  3. Timothy J. Bartik, 2002. "Thinking about Local Living Wage Requirements," Upjohn Working Papers and Journal Articles 02-76, W.E. Upjohn Institute for Employment Research.
  4. Scott Adams & David Neumark, 2004. "The Economic Effects of Living Wage Laws: A Provisional Review," NBER Working Papers 10562, National Bureau of Economic Research, Inc.
  5. Scott Adams & David Neumark, 2003. "Living Wage Effects: New and Improved Evidence," NBER Working Papers 9702, National Bureau of Economic Research, Inc.
  6. Addison, John T., 2006. "Politico-Economic Causes of Labor Regulation in the United States: Rent Seeking, Alliances, Raising Rivals' Costs (Even Lowering One's Own?), and Interjurisdictional Competition," IZA Discussion Papers 2381, Institute for the Study of Labor (IZA).

Lists

This item is not listed on Wikipedia, on a reading list or among the top items on IDEAS.

Statistics

Access and download statistics

Corrections

When requesting a correction, please mention this item's handle: RePEc:ilr:articl:v:58:y:2004:i:1:p:27-51. See general information about how to correct material in RePEc.

For technical questions regarding this item, or to correct its authors, title, abstract, bibliographic or download information, contact: (ILR Review).

If you have authored this item and are not yet registered with RePEc, we encourage you to do it here. This allows to link your profile to this item. It also allows you to accept potential citations to this item that we are uncertain about.

If references are entirely missing, you can add them using this form.

If the full references list an item that is present in RePEc, but the system did not link to it, you can help with this form.

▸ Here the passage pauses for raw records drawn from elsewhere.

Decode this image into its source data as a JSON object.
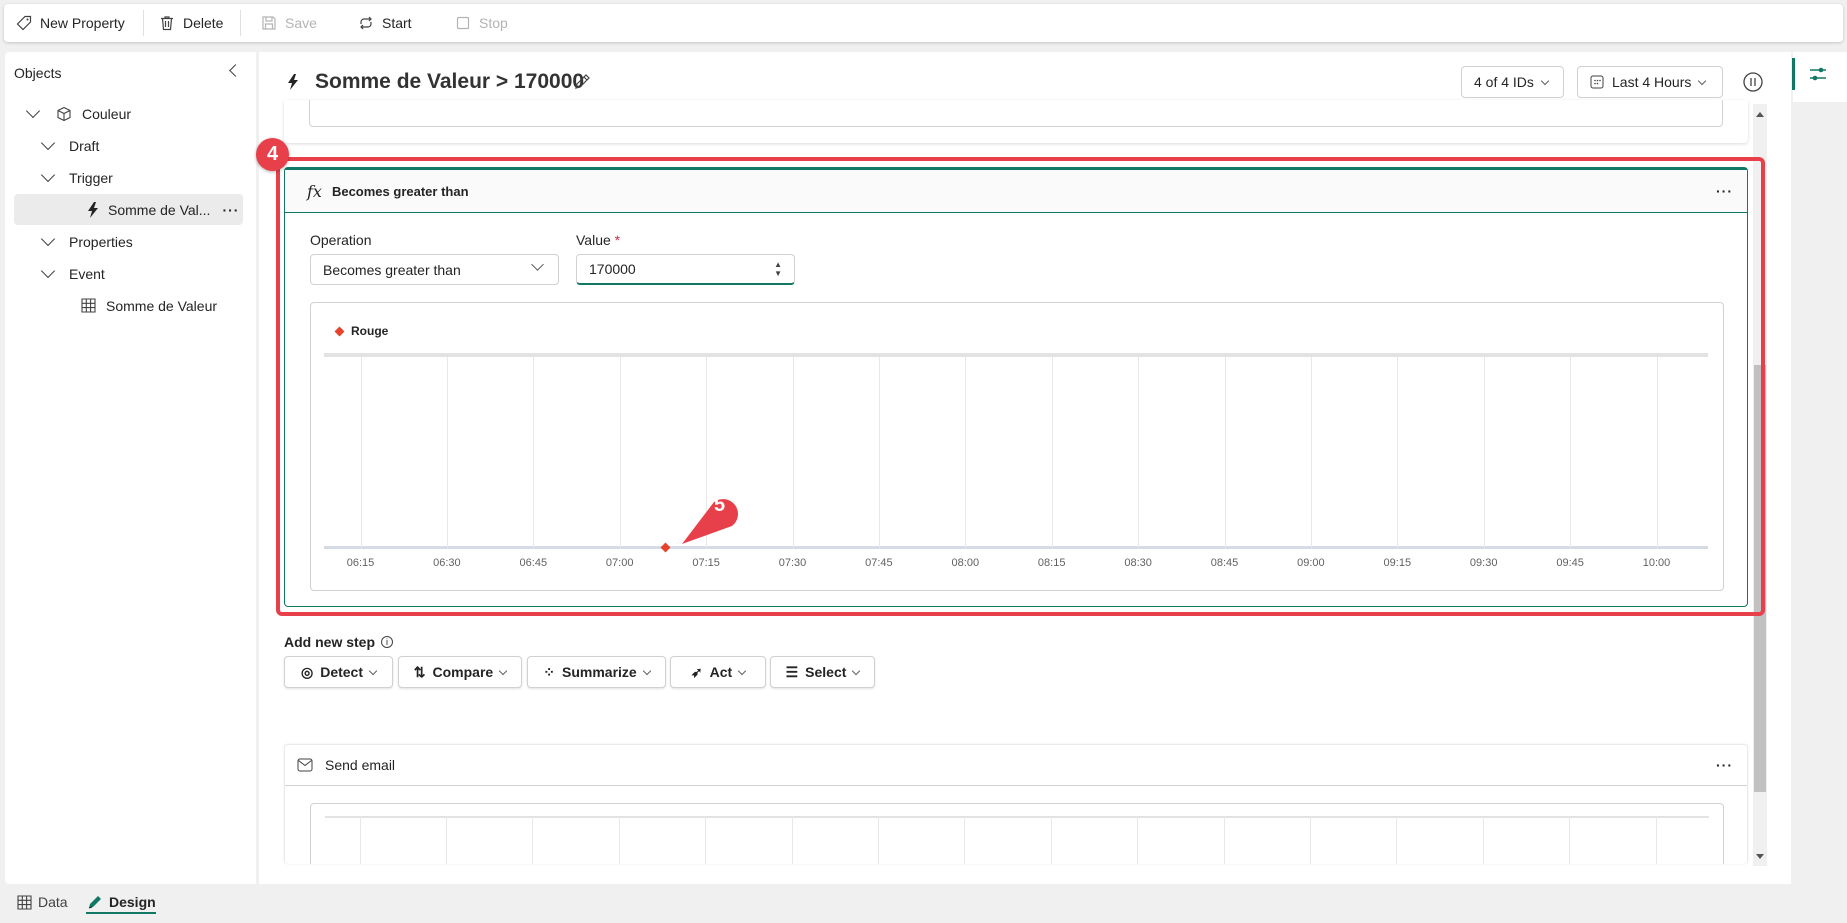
{
  "toolbar": {
    "new_property": "New Property",
    "delete": "Delete",
    "save": "Save",
    "start": "Start",
    "stop": "Stop"
  },
  "sidebar": {
    "title": "Objects",
    "items": [
      {
        "label": "Couleur",
        "icon": "cube-icon"
      },
      {
        "label": "Draft"
      },
      {
        "label": "Trigger"
      },
      {
        "label": "Somme de Val...",
        "icon": "lightning-icon",
        "selected": true
      },
      {
        "label": "Properties"
      },
      {
        "label": "Event"
      },
      {
        "label": "Somme de Valeur",
        "icon": "table-icon"
      }
    ]
  },
  "header": {
    "title": "Somme de Valeur > 170000",
    "ids_filter": "4 of 4 IDs",
    "time_range": "Last 4 Hours"
  },
  "condition_card": {
    "title": "Becomes greater than",
    "operation_label": "Operation",
    "operation_value": "Becomes greater than",
    "value_label": "Value",
    "required_mark": "*",
    "value": "170000",
    "annotation_badge": "4"
  },
  "chart_data": {
    "type": "scatter",
    "legend": "top-left",
    "grid": true,
    "series": [
      {
        "name": "Rouge",
        "color": "#e8412c",
        "points": [
          {
            "x": "07:08"
          }
        ]
      }
    ],
    "x_ticks": [
      "06:15",
      "06:30",
      "06:45",
      "07:00",
      "07:15",
      "07:30",
      "07:45",
      "08:00",
      "08:15",
      "08:30",
      "08:45",
      "09:00",
      "09:15",
      "09:30",
      "09:45",
      "10:00"
    ],
    "annotation_badge": "5"
  },
  "add_step": {
    "label": "Add new step",
    "buttons": [
      "Detect",
      "Compare",
      "Summarize",
      "Act",
      "Select"
    ]
  },
  "email_card": {
    "title": "Send email"
  },
  "bottom_tabs": {
    "data": "Data",
    "design": "Design",
    "active": "Design"
  },
  "colors": {
    "accent": "#117865",
    "annotation": "#e8404a"
  }
}
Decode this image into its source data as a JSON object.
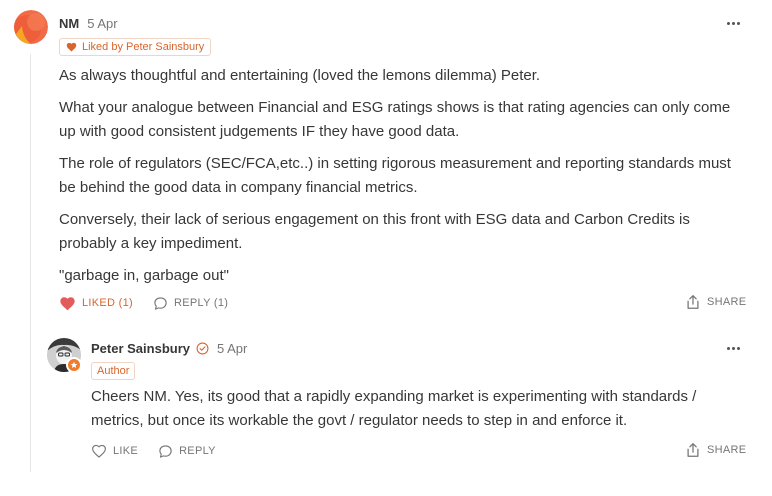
{
  "comment": {
    "author": "NM",
    "date": "5 Apr",
    "liked_badge": "Liked by Peter Sainsbury",
    "paragraphs": [
      "As always thoughtful and entertaining (loved the lemons dilemma) Peter.",
      "What your analogue between Financial and ESG ratings shows is that rating agencies can only come up with good consistent judgements IF they have good data.",
      "The role of regulators (SEC/FCA,etc..) in setting rigorous measurement and reporting standards must be behind the good data in company financial metrics.",
      "Conversely, their lack of serious engagement on this front with ESG data and Carbon Credits is probably a key impediment.",
      "\"garbage in, garbage out\""
    ],
    "actions": {
      "like_label": "LIKED (1)",
      "reply_label": "REPLY (1)",
      "share_label": "SHARE"
    },
    "avatar_colors": {
      "background": "#f26b47",
      "accent": "#f5a623"
    }
  },
  "reply": {
    "author": "Peter Sainsbury",
    "date": "5 Apr",
    "author_tag": "Author",
    "text": "Cheers NM. Yes, its good that a rapidly expanding market is experimenting with standards / metrics, but once its workable the govt / regulator needs to step in and enforce it.",
    "actions": {
      "like_label": "LIKE",
      "reply_label": "REPLY",
      "share_label": "SHARE"
    }
  },
  "colors": {
    "accent": "#d9652b",
    "heart": "#e25c5c",
    "text": "#363737",
    "muted": "#757575"
  },
  "icons": [
    "heart-icon",
    "comment-bubble-icon",
    "share-icon",
    "more-dots-icon",
    "verified-check-icon",
    "star-badge-icon"
  ]
}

If you know of missing items citing this one, you can help us creating those links by adding the relevant references in the same way as above, for each refering item. If you are a registered author of this item, you may also want to check the "citations" tab in your profile, as there may be some citations waiting for confirmation.

Please note that corrections may take a couple of weeks to filter through the various RePEc services.